Enterprise software onboarding can often be a frustrating experience for both trainers and learners. Long training sessions often lead to low memory retention and plenty of struggles when the time comes to actually use the software product. In contrast games often have little struggle in teaching users what are sometimes very complex game mechanics.
One of the core approaches they take to enable this is the wallkthrough which can deliver large amounts of information in a modular manner that skills users up over time. Walkthroughs are a technique that can be used in enterprise software and with digital adoption platforms they are now easier than ever to implement.
What Is A Walkthrough?
The walkthrough usually works in games by pausing the user experience of the game world. It does so that it can deliver large amounts of information usually through a mix of text, images and videos that explain new mechanics to players. The benefits of a walkthrough are that it is able to provide large amounts of information, usually in a on the rails experience designed to skill up the user in progressive steps. On the flip side walkthroughs that are overly long can be annoying as it disrupts the experience of usage and walkthroughs by themselves do not guarantee the user truly understands.
In this example, Dissidia Final Fantasy NT was a game which challenged the basic fundamentals of what people expected out of a final fantasy game. Users required a new paradigm of game mechanics and the onboarding had to reflect that. At the start of the game Dissidia Final Fantasy NT contains a walkthrough of different game mechanics and control. The wall of text and instructions explains the execution of a key game mechanic and the user is then prompted to demonstrate their understanding of the new mechanic.
This walkthrough is part of the tutorial section of the game. Essentially the walkthrough is part of a series of walkthroughs that collectively create an on the rails experience for a new user. This on the rails experience is designed to equip the new user with the basics of how to go about playing in the game world in order to start completing their first tasks.
Walkthroughs are commonly used in games featuring some level of complexity in game mechanics. In contrast simple games often come with no walkthroughs at all.
Take for example the classic Super Mario where the user learns all about jumping, headbutting tiles, collecting powerups and testing out plumbing all without any text-based instruction. In this case the level design of the starting level and the space and opportunity to try and fail with minimal consequences means this is fairly effective. This is only possible for very simple and straightforward applications with a minimal amount of complexity.

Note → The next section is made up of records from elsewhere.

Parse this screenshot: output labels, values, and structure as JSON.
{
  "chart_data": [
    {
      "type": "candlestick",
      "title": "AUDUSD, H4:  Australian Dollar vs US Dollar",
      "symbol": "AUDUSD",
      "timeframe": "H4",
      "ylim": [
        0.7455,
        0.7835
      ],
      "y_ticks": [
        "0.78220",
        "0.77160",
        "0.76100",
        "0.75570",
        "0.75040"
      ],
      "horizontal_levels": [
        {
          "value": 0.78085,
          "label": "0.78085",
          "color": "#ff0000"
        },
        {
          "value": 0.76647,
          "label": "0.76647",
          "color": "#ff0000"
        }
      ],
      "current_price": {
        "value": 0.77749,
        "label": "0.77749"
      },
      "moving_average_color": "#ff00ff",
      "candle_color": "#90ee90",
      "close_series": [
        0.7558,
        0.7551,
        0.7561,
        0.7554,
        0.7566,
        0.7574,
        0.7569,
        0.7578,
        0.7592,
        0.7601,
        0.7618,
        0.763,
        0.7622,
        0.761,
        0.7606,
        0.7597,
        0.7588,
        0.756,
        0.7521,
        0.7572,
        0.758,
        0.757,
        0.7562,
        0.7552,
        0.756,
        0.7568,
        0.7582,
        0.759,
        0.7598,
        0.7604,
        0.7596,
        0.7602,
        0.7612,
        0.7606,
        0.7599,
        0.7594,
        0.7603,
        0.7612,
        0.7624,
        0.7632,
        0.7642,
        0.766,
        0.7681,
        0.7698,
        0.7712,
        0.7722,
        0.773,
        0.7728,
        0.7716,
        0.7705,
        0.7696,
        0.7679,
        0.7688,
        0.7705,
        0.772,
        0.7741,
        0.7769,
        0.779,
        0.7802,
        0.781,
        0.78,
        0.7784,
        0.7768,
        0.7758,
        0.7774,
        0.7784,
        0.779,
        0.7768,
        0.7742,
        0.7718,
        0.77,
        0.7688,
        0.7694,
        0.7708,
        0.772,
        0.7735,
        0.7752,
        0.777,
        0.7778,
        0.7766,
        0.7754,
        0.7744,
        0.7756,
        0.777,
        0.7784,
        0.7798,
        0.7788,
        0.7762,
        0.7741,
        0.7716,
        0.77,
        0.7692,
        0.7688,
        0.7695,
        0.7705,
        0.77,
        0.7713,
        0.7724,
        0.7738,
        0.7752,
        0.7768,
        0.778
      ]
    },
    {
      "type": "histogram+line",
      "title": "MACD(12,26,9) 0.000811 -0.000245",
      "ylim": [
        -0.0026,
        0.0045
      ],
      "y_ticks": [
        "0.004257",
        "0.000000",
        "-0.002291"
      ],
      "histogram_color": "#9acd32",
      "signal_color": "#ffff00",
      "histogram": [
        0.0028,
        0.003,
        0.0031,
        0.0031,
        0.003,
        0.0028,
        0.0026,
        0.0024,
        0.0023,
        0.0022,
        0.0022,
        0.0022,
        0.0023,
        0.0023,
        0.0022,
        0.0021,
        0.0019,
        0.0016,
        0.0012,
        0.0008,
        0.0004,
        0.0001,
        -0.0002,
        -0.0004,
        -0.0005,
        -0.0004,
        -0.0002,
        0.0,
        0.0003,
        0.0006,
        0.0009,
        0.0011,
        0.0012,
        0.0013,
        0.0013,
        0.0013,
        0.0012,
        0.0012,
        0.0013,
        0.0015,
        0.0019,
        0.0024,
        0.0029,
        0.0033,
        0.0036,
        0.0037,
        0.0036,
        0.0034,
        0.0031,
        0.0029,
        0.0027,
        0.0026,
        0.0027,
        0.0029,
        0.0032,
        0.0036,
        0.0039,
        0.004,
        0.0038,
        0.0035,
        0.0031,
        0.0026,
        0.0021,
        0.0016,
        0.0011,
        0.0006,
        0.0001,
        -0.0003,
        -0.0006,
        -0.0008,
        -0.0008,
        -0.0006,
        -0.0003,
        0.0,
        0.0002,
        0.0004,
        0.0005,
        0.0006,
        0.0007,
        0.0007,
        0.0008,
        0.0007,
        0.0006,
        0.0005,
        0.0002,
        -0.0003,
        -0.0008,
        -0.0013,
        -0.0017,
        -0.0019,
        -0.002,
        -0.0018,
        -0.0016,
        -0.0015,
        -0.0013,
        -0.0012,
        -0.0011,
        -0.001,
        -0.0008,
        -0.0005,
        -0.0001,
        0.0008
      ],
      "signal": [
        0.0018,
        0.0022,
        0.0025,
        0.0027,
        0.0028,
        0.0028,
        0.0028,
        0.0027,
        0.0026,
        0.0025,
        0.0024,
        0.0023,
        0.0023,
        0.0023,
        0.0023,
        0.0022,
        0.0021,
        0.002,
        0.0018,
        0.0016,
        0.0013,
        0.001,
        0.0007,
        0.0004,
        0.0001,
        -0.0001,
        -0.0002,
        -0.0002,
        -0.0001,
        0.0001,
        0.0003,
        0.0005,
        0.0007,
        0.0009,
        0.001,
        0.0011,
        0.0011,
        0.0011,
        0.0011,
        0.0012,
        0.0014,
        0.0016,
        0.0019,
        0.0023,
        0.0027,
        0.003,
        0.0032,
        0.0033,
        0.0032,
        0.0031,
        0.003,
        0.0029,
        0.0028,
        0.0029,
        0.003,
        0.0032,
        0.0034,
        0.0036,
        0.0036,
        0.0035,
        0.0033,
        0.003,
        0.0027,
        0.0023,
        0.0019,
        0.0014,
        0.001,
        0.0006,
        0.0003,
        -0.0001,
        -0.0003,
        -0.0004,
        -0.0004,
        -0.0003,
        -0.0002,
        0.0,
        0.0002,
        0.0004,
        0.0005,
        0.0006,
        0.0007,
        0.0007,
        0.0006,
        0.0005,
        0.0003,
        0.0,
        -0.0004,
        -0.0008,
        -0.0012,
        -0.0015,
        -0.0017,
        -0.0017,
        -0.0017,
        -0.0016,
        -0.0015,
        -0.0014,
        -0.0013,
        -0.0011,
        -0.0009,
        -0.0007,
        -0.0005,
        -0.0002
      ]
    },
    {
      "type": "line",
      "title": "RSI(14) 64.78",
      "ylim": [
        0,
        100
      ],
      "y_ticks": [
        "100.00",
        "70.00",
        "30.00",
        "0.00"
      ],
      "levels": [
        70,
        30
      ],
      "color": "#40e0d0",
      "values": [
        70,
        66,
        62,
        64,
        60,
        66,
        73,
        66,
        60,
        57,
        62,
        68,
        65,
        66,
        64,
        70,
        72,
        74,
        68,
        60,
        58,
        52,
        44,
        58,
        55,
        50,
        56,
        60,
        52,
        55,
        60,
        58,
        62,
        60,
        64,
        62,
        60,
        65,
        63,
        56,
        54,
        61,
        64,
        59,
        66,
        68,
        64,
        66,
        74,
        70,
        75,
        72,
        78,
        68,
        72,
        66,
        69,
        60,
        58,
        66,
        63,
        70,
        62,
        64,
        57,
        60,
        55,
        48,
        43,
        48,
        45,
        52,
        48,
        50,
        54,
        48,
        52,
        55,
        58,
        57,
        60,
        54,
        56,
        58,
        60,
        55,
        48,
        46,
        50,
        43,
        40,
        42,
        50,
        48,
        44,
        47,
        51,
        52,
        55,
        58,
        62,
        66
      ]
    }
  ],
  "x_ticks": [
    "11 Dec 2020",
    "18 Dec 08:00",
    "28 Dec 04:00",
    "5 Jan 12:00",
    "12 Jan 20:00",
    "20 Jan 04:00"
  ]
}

Another feature of walkthroughs is how easily they can be skipped or whether they are un-skippable. This is a choice made and it can be important as walkthroughs may be annoying for experienced users. They can also have the same effect if overly long or if not well designed. In some instances though having un-skippable walkthroughs can serve the purpose of creating a baseline user level of proficiency at the cost of some minor annoyance. This is a conscious choice that has to be made by each team.
Walkthroughs For Enterprise Software
The key takeaways for enterprise software is that in designing the onboarding experience some thought should be put into who is the type of user before deciding if walkthroughs are a good fit. The level of complexity is a key consideration. Even on the same piece of software such as an e-signing platform. A person administering signatures may have to deal with a complex process which might benefit from a walkthrough as opposed to a signatory for whom reviewing and signing is a straight forward process. A similar thought process has to be behind whether each walkthrough should be skippable.
While walkthroughs can be useful, enabling them on any software application has traditionally been quite a challenge. When applied to enterprise software, walkthroughs can now be added in one of 2 main ways. The first and most traditional method is by having a software engineering team focused on designing and maintaining the onboarding experience. A dedicated team like that can create much more integrated and focused flows that run smoothly. The down sides are that running such a team is costly in terms of both money and time spent. Applications at extremely large scale would likely befit from such an approach but all others can consider our next approach.
In recent years, walkthroughs can be created on software platforms through the use of no code/low code digital adoption platforms. This allows anyone including a customer success manager, knowledge manager or customer service officer to generate walkthroughs within the application with minimal fuss. Walkthroughs made in this manner can rival the efforts of the best development teams and further can turn a 2-week development sprint cycle for an onboarding flow into a matter of minutes.
Arguably digital adoption platforms also put the power to control onboarding experiences in the hands of those that know user needs best. Customer success/knowledge management/customer service are usually the departments that know the users best and are best able to craft effective messaging with the right tools